Immigrant Associations: Integration and Legacies

By Stefanía Cardonetti

In the narrative it presents, the Museum of Immigration identifies four stages: the journey, arrival, integration, and legacies. In this article and based on two photographs from the permanent exhibition “For all the Men of the World” we will focus on a common experience that united migrants of many origins and that shows both their integration and the legacies that their arrival left in Argentina.

Collection of Membership Booklets

This photograph depicts one of the museum’s display cases, and it shows several membership booklets belonging to people of different nationalities. The “Euskal Echea Mutual Aid Society”, the “Galician Hospital”, the “Casa de Galicia”, the “Spanish Beneficence Society”, the “Argentine Jewish Association” are some of the names that can be read on the covers of these booklets. These societies and institutions are of interest for the museum because they are physical traces that reflect the networks of solidarity that immigrants wove over time. For historians, these documents have been valuable sources that allow us to reconstruct different aspects of everyday life.

Once arriving at the port of Buenos Aires, newcomers integrated using a range of available resources. Many of them became enmeshed in what immigration scholars have called “social networks.” Personal relationships reduced the economic, social, and emotional cost of migration; and in many cases they were the determining factor that first encouraged people to immigrate to Argentina and that encouraged them to remain. Through networks based on kinship, friendship, or place of origin, information circulated about the local labor market and about how to decipher the social and cultural dynamics of an unknown society.

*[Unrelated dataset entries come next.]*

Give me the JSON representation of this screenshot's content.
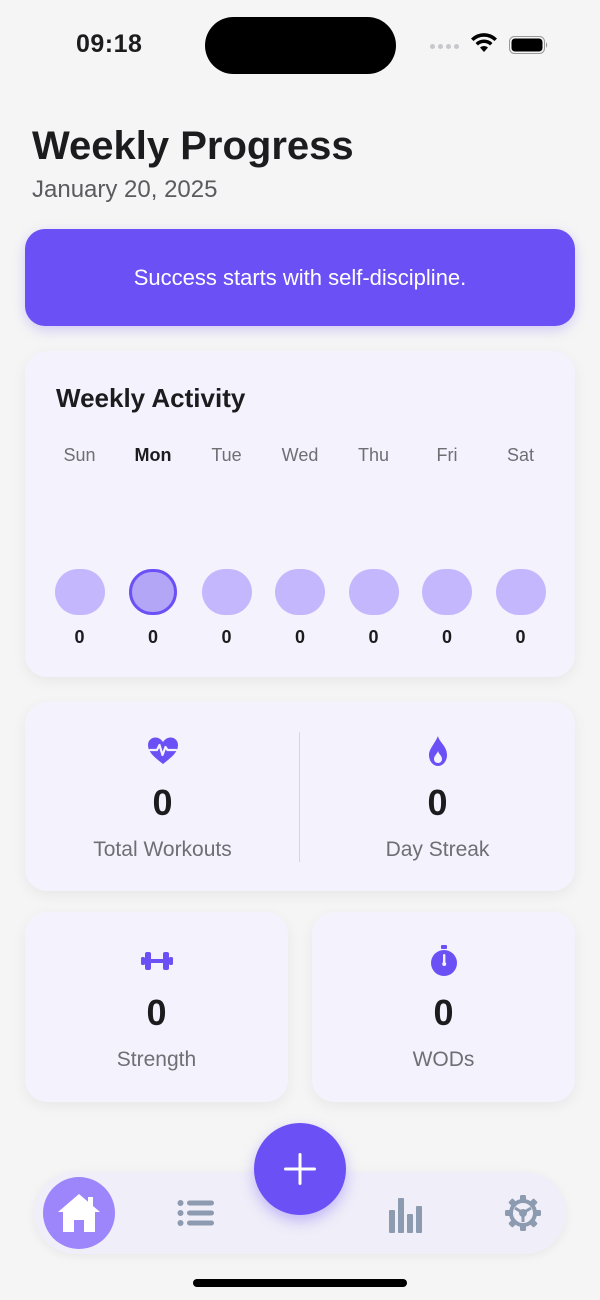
{
  "status_bar": {
    "time": "09:18"
  },
  "header": {
    "title": "Weekly Progress",
    "date": "January 20, 2025"
  },
  "quote": {
    "text": "Success starts with self-discipline."
  },
  "weekly_activity": {
    "title": "Weekly Activity",
    "days": [
      {
        "label": "Sun",
        "count": "0",
        "active": false
      },
      {
        "label": "Mon",
        "count": "0",
        "active": true
      },
      {
        "label": "Tue",
        "count": "0",
        "active": false
      },
      {
        "label": "Wed",
        "count": "0",
        "active": false
      },
      {
        "label": "Thu",
        "count": "0",
        "active": false
      },
      {
        "label": "Fri",
        "count": "0",
        "active": false
      },
      {
        "label": "Sat",
        "count": "0",
        "active": false
      }
    ]
  },
  "stats": {
    "total_workouts": {
      "value": "0",
      "label": "Total Workouts",
      "icon": "heart-pulse-icon"
    },
    "day_streak": {
      "value": "0",
      "label": "Day Streak",
      "icon": "flame-icon"
    },
    "strength": {
      "value": "0",
      "label": "Strength",
      "icon": "dumbbell-icon"
    },
    "wods": {
      "value": "0",
      "label": "WODs",
      "icon": "stopwatch-icon"
    }
  },
  "nav": {
    "items": [
      "home-icon",
      "list-icon",
      "add-icon",
      "chart-icon",
      "gear-icon"
    ],
    "active": "home"
  },
  "colors": {
    "accent": "#6b50f5",
    "card_bg": "#f4f2fd",
    "dot": "#c4b7fd",
    "nav_active_bg": "#9d85fb",
    "nav_inactive": "#8d9bb0"
  }
}
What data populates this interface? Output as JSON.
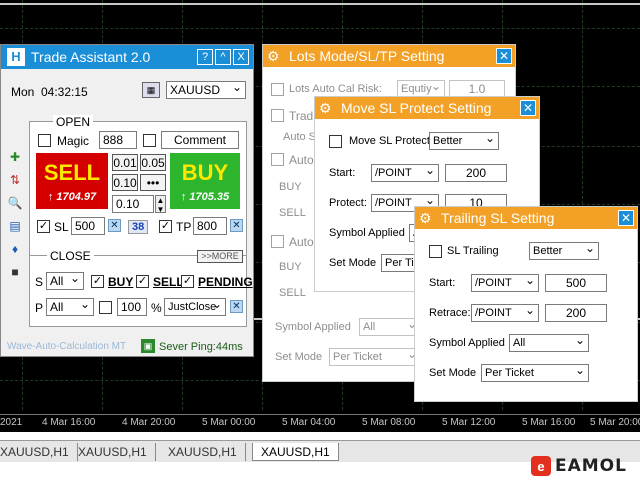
{
  "chart": {
    "x_ticks": [
      "2021",
      "4 Mar 16:00",
      "4 Mar 20:00",
      "5 Mar 00:00",
      "5 Mar 04:00",
      "5 Mar 08:00",
      "5 Mar 12:00",
      "5 Mar 16:00",
      "5 Mar 20:00"
    ],
    "tabs": [
      "XAUUSD,H1",
      "XAUUSD,H1",
      "XAUUSD,H1",
      "XAUUSD,H1"
    ]
  },
  "logo": {
    "mark": "e",
    "text": "EAMOL"
  },
  "trade_assistant": {
    "title": "Trade Assistant 2.0",
    "buttons": [
      "?",
      "^",
      "X"
    ],
    "day": "Mon",
    "time": "04:32:15",
    "symbol": "XAUUSD",
    "open_label": "OPEN",
    "magic_label": "Magic",
    "magic_value": "888",
    "comment_label": "Comment",
    "sell_label": "SELL",
    "sell_price": "1704.97",
    "buy_label": "BUY",
    "buy_price": "1705.35",
    "lots": [
      "0.01",
      "0.05",
      "0.10",
      "•••"
    ],
    "lot_value": "0.10",
    "sl_label": "SL",
    "sl_value": "500",
    "spread": "38",
    "tp_label": "TP",
    "tp_value": "800",
    "close_label": "CLOSE",
    "more_label": ">>MORE",
    "s_label": "S",
    "s_select": "All",
    "buy_chk": "BUY",
    "sell_chk": "SELL",
    "pending_chk": "PENDING",
    "p_label": "P",
    "p_select": "All",
    "percent_value": "100",
    "percent_sign": "%",
    "close_mode": "JustClose",
    "footer_left": "Wave-Auto-Calculation MT",
    "footer_ping": "Sever Ping:44ms"
  },
  "lots_mode": {
    "title": "Lots Mode/SL/TP Setting",
    "auto_calc_label": "Lots Auto Cal Risk:",
    "auto_calc_select": "Equtiy",
    "auto_calc_value": "1.0",
    "trade_label": "Trad",
    "auto_se_label": "Auto Se",
    "auto_label": "Auto",
    "buy_label": "BUY",
    "sell_label": "SELL",
    "auto2_label": "Auto",
    "buy2_label": "BUY",
    "sell2_label": "SELL",
    "symbol_applied_label": "Symbol Applied",
    "symbol_applied_value": "All",
    "set_mode_label": "Set Mode",
    "set_mode_value": "Per Ticket"
  },
  "move_sl": {
    "title": "Move SL Protect Setting",
    "chk_label": "Move SL Protect",
    "mode": "Better",
    "start_label": "Start:",
    "start_unit": "/POINT",
    "start_value": "200",
    "protect_label": "Protect:",
    "protect_unit": "/POINT",
    "protect_value": "10",
    "symbol_applied_label": "Symbol Applied",
    "symbol_applied_value": "A",
    "set_mode_label": "Set Mode",
    "set_mode_value": "Per Ti"
  },
  "trailing": {
    "title": "Trailing SL Setting",
    "chk_label": "SL Trailing",
    "mode": "Better",
    "start_label": "Start:",
    "start_unit": "/POINT",
    "start_value": "500",
    "retrace_label": "Retrace:",
    "retrace_unit": "/POINT",
    "retrace_value": "200",
    "symbol_applied_label": "Symbol Applied",
    "symbol_applied_value": "All",
    "set_mode_label": "Set Mode",
    "set_mode_value": "Per Ticket"
  }
}
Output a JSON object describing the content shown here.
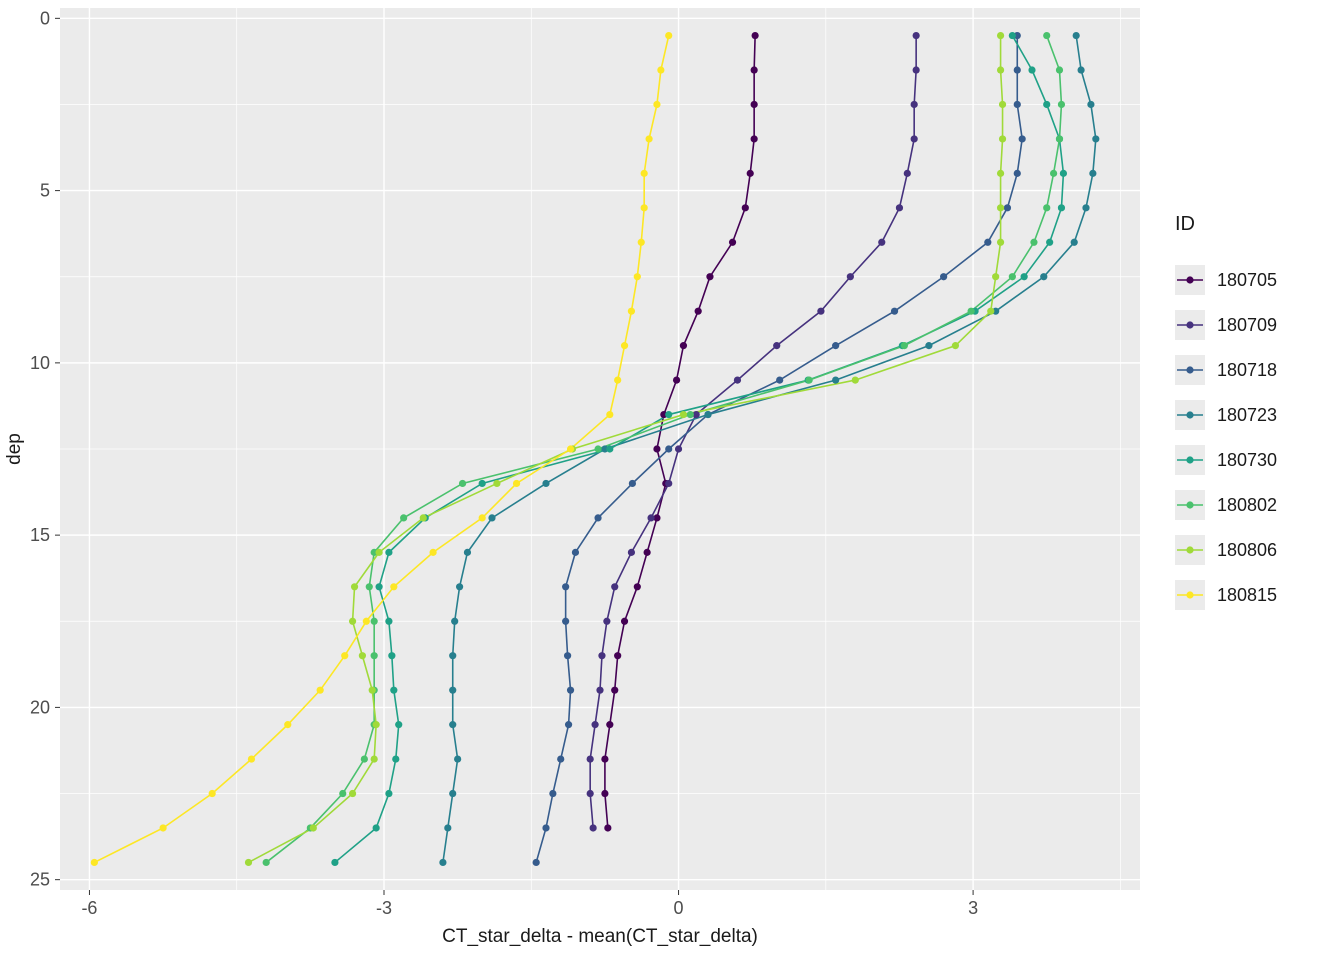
{
  "chart_data": {
    "type": "line",
    "xlabel": "CT_star_delta - mean(CT_star_delta)",
    "ylabel": "dep",
    "legend_title": "ID",
    "xlim": [
      -6.3,
      4.7
    ],
    "ylim": [
      25.3,
      -0.3
    ],
    "x_breaks": [
      -6,
      -3,
      0,
      3
    ],
    "y_breaks": [
      0,
      5,
      10,
      15,
      20,
      25
    ],
    "depths": [
      0.5,
      1.5,
      2.5,
      3.5,
      4.5,
      5.5,
      6.5,
      7.5,
      8.5,
      9.5,
      10.5,
      11.5,
      12.5,
      13.5,
      14.5,
      15.5,
      16.5,
      17.5,
      18.5,
      19.5,
      20.5,
      21.5,
      22.5,
      23.5,
      24.5
    ],
    "series": [
      {
        "name": "180705",
        "color": "#440154",
        "x": [
          0.78,
          0.77,
          0.77,
          0.77,
          0.73,
          0.68,
          0.55,
          0.32,
          0.2,
          0.05,
          -0.02,
          -0.15,
          -0.22,
          -0.13,
          -0.22,
          -0.32,
          -0.42,
          -0.55,
          -0.62,
          -0.65,
          -0.7,
          -0.75,
          -0.75,
          -0.72,
          null
        ]
      },
      {
        "name": "180709",
        "color": "#46327E",
        "x": [
          2.42,
          2.42,
          2.4,
          2.4,
          2.33,
          2.25,
          2.07,
          1.75,
          1.45,
          1.0,
          0.6,
          0.18,
          0.0,
          -0.1,
          -0.28,
          -0.48,
          -0.65,
          -0.73,
          -0.78,
          -0.8,
          -0.85,
          -0.9,
          -0.9,
          -0.87,
          null
        ]
      },
      {
        "name": "180718",
        "color": "#365C8D",
        "x": [
          3.45,
          3.45,
          3.45,
          3.5,
          3.45,
          3.35,
          3.15,
          2.7,
          2.2,
          1.6,
          1.03,
          0.3,
          -0.1,
          -0.47,
          -0.82,
          -1.05,
          -1.15,
          -1.15,
          -1.13,
          -1.1,
          -1.12,
          -1.2,
          -1.28,
          -1.35,
          -1.45
        ]
      },
      {
        "name": "180723",
        "color": "#277F8E",
        "x": [
          4.05,
          4.1,
          4.2,
          4.25,
          4.22,
          4.15,
          4.03,
          3.72,
          3.23,
          2.55,
          1.6,
          0.3,
          -0.75,
          -1.35,
          -1.9,
          -2.15,
          -2.23,
          -2.28,
          -2.3,
          -2.3,
          -2.3,
          -2.25,
          -2.3,
          -2.35,
          -2.4
        ]
      },
      {
        "name": "180730",
        "color": "#1FA187",
        "x": [
          3.4,
          3.6,
          3.75,
          3.88,
          3.92,
          3.9,
          3.78,
          3.52,
          3.02,
          2.28,
          1.32,
          -0.1,
          -0.7,
          -2.0,
          -2.58,
          -2.95,
          -3.05,
          -2.95,
          -2.92,
          -2.9,
          -2.85,
          -2.88,
          -2.95,
          -3.08,
          -3.5
        ]
      },
      {
        "name": "180802",
        "color": "#4AC16D",
        "x": [
          3.75,
          3.88,
          3.9,
          3.88,
          3.82,
          3.75,
          3.62,
          3.4,
          2.98,
          2.3,
          1.33,
          0.12,
          -0.82,
          -2.2,
          -2.8,
          -3.1,
          -3.15,
          -3.1,
          -3.1,
          -3.1,
          -3.1,
          -3.2,
          -3.42,
          -3.75,
          -4.2
        ]
      },
      {
        "name": "180806",
        "color": "#A0DA39",
        "x": [
          3.28,
          3.28,
          3.3,
          3.3,
          3.28,
          3.28,
          3.28,
          3.23,
          3.18,
          2.82,
          1.8,
          0.05,
          -1.08,
          -1.85,
          -2.6,
          -3.05,
          -3.3,
          -3.32,
          -3.22,
          -3.12,
          -3.08,
          -3.1,
          -3.32,
          -3.72,
          -4.38
        ]
      },
      {
        "name": "180815",
        "color": "#FDE725",
        "x": [
          -0.1,
          -0.18,
          -0.22,
          -0.3,
          -0.35,
          -0.35,
          -0.38,
          -0.42,
          -0.48,
          -0.55,
          -0.62,
          -0.7,
          -1.1,
          -1.65,
          -2.0,
          -2.5,
          -2.9,
          -3.18,
          -3.4,
          -3.65,
          -3.98,
          -4.35,
          -4.75,
          -5.25,
          -5.95
        ]
      }
    ]
  }
}
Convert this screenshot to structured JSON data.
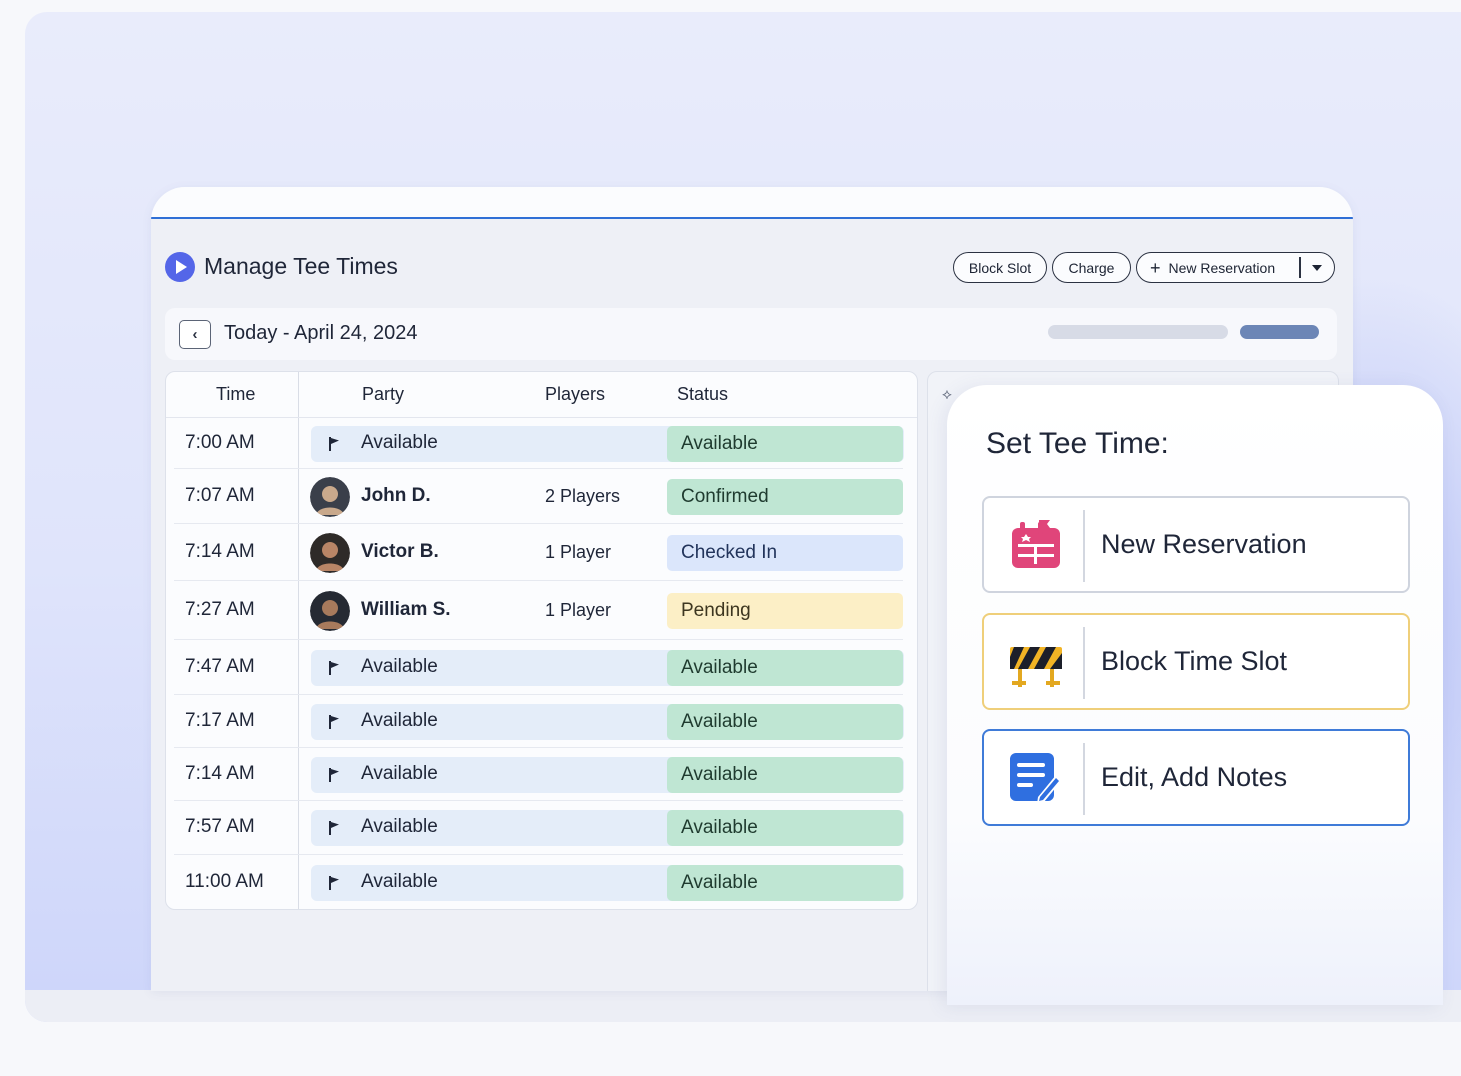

Immigrants could join one of many associations that provided a specific service or resource: schools, hospitals, social clubs. The first associations emerged in the mid-nineteenth century. One example of this is the Italian Unione e Benevolenza, which was founded in the late 1850s. A general associational fervor had taken hold by the late nineteenth century, and mutualism was one of the most widespread expressions of this growing associational culture. In exchange for a fee, members enjoyed various benefits such as health coverage or help with job placements. As members, they could also participate in social and cultural activities that provided invaluable spaces for the sociability of newcomers. The booklets depicted above were the proof that that a person was an active, fee-paying member.

Statutes of Several Associations

In addition to carrying out an important social or charitable task, these institutions fulfilled essential functions on a symbolic and emotional level, meeting needs that were also important for people’s integration in a new society. These spaces became a place to recreate both individual and collective identities and that fostered a sense of community. One of the best-known ways that the leaders of these associations encouraged national and regional identities was through consumption patterns linked to food. Many Italians, for example, appealed to cooking and the consumption of certain foods. In this case, it is also notable how this culinary culture transcended the limits of the immigrant community and became a key element in the construction of Argentine culinary culture. For example, pizza, fainá, and tiramisù are all dishes that continue to be found in local restaurants and households.

In this context, it is not difficult to imagine the relief that a person felt when meeting a fellow immigrant at

Festivals organized by one of these associations offered opportunities to meet compatriots. One such example was the annual celebration of Santiago the Apostle, patron saint of Galicia, every July 25, at the Galician Center (Centro Gallego) of Buenos Aires. There, in addition to a religious celebration, people enjoyed traditional dishes, listened to familiar music, and shared concerns.

When recentering these associational cultures, it is clear that those who integrated into the vibrant community life of the associations found refuge in an affective community. These communities eased the difficulties presented by immigration, such as the search for stable employment, the difficulty of mastering the Spanish language, or the nostalgia and sadness of having left behind people and places. Community activities helped immigrants maintain an emotional bond with the past and retain a sense of being Galician, Italian, Jewish, German, and many other things in the cosmopolitanism of Buenos Aires.

Immigrant Associations: Integration and Legacies